In the data below, find every line that has the string "Fixe", and copy it.

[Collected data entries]
* * *

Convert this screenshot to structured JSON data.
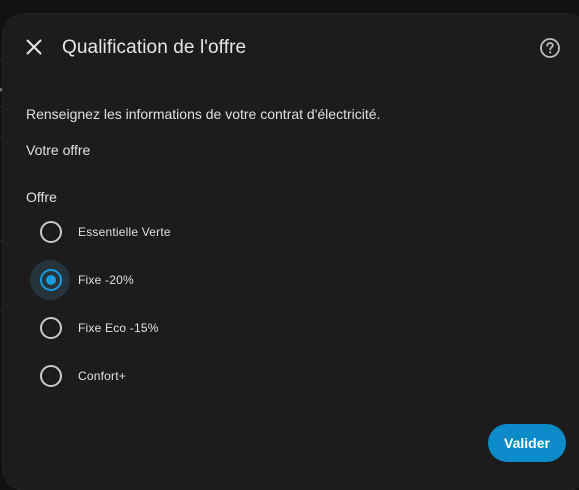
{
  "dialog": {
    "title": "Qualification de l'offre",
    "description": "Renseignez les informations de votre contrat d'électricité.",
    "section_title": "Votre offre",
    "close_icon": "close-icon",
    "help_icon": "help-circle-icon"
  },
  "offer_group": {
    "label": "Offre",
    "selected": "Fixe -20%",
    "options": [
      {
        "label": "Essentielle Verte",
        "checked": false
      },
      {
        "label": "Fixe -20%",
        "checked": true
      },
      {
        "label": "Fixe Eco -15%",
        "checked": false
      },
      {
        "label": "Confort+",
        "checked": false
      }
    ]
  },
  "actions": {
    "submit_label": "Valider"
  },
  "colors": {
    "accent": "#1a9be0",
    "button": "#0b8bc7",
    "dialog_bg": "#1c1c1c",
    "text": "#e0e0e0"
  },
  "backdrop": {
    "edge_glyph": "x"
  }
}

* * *

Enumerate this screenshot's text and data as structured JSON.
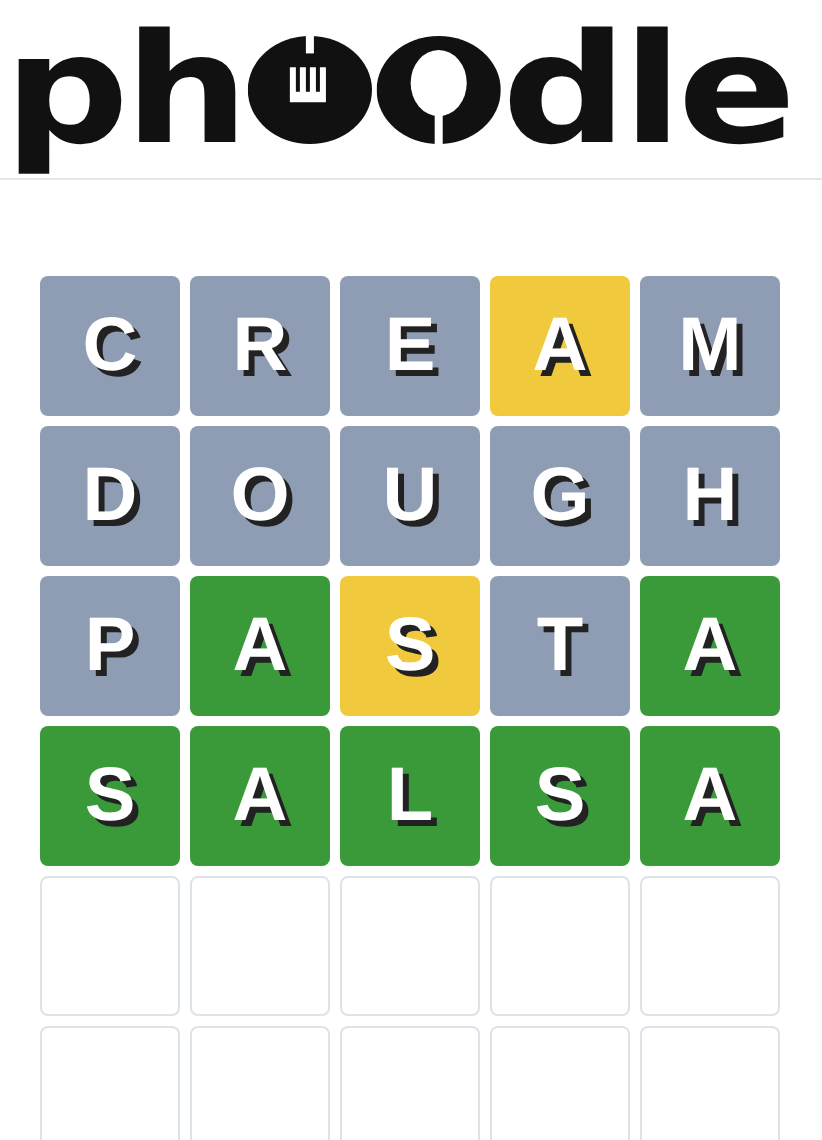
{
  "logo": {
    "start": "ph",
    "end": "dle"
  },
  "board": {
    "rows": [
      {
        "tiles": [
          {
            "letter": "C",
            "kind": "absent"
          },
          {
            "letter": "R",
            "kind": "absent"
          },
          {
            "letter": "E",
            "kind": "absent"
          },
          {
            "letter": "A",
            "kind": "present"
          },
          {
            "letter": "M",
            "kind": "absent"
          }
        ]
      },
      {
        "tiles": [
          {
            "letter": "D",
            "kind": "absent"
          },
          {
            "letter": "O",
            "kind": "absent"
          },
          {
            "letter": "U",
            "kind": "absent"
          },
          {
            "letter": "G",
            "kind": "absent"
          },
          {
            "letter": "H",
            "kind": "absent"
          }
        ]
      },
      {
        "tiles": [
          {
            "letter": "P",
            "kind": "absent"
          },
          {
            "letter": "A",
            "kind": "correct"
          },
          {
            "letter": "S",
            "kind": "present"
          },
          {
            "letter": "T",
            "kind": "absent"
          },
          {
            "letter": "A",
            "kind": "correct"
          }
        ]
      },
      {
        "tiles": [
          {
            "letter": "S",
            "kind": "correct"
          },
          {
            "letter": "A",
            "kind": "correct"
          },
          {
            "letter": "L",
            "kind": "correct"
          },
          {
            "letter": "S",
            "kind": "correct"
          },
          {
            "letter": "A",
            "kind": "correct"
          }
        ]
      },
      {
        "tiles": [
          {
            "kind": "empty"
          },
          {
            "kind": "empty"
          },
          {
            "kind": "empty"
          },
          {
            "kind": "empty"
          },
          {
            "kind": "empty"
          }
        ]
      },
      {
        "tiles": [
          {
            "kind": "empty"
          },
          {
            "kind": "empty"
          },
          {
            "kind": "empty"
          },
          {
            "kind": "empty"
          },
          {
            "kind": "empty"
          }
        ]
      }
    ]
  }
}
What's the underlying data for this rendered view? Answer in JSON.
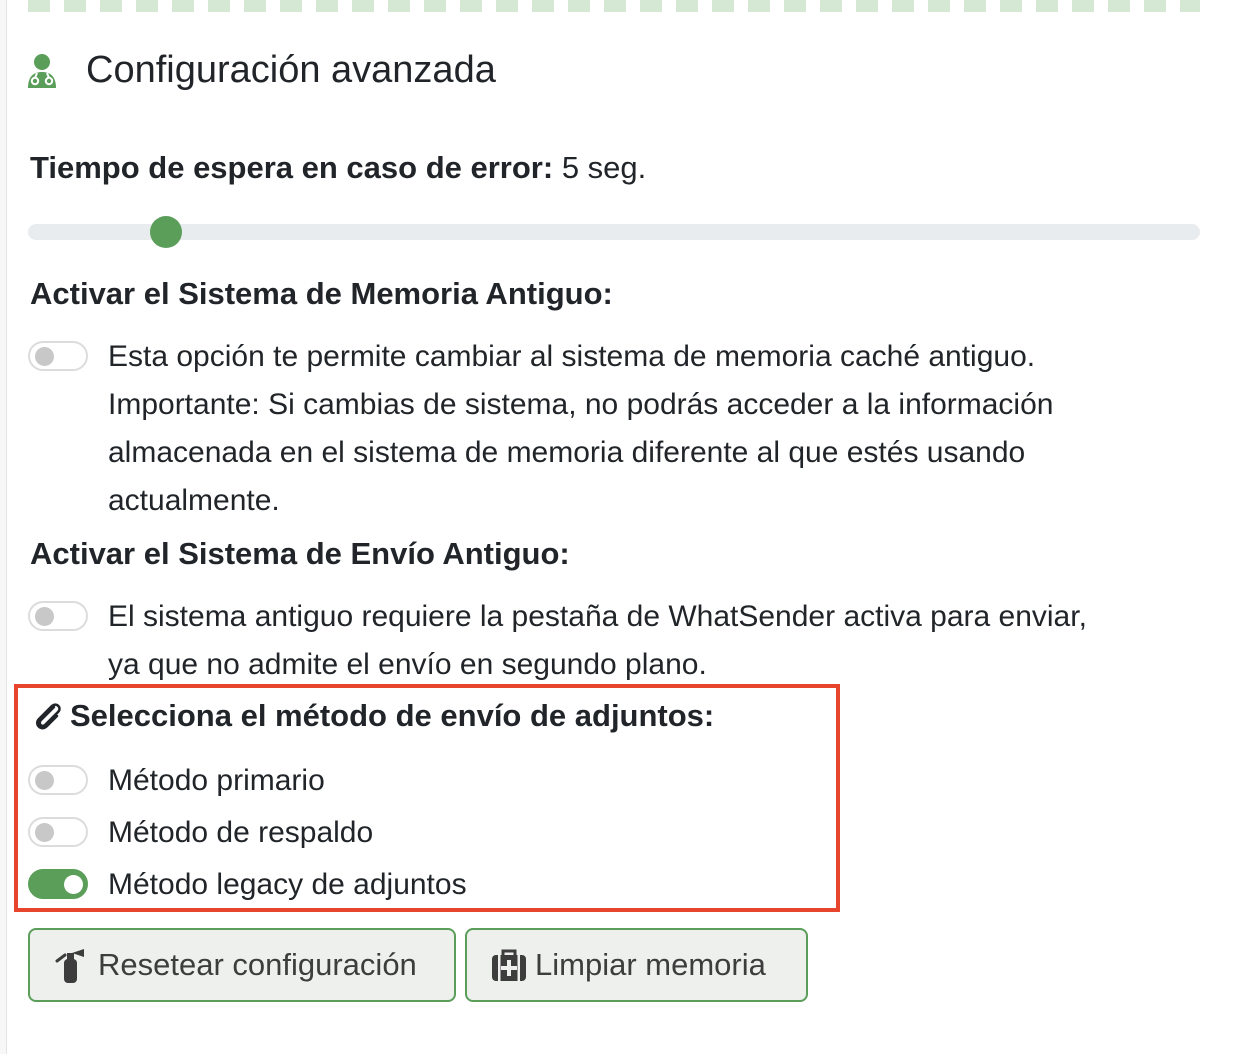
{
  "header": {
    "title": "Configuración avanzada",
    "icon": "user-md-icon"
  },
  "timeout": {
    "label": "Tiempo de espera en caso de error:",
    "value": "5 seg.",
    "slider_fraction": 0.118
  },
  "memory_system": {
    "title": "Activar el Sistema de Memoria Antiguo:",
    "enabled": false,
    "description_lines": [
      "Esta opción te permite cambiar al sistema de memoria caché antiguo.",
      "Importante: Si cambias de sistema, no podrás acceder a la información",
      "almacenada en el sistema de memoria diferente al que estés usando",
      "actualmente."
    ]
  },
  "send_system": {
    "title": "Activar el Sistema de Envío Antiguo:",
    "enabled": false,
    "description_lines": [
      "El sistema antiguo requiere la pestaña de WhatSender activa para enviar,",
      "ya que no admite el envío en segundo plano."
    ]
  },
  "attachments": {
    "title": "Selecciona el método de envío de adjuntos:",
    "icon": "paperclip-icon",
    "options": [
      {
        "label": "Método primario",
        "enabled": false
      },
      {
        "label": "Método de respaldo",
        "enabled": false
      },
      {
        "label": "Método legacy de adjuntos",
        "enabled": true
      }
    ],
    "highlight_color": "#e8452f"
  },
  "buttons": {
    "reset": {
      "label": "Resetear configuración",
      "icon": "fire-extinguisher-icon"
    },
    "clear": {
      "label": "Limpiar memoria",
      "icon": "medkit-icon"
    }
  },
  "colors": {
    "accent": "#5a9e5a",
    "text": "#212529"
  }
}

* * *

● **SOLUTION TO THE EXERCISE**
    "selected": "Fixe -20%",
        "label": "Fixe -20%",
        "label": "Fixe Eco -15%",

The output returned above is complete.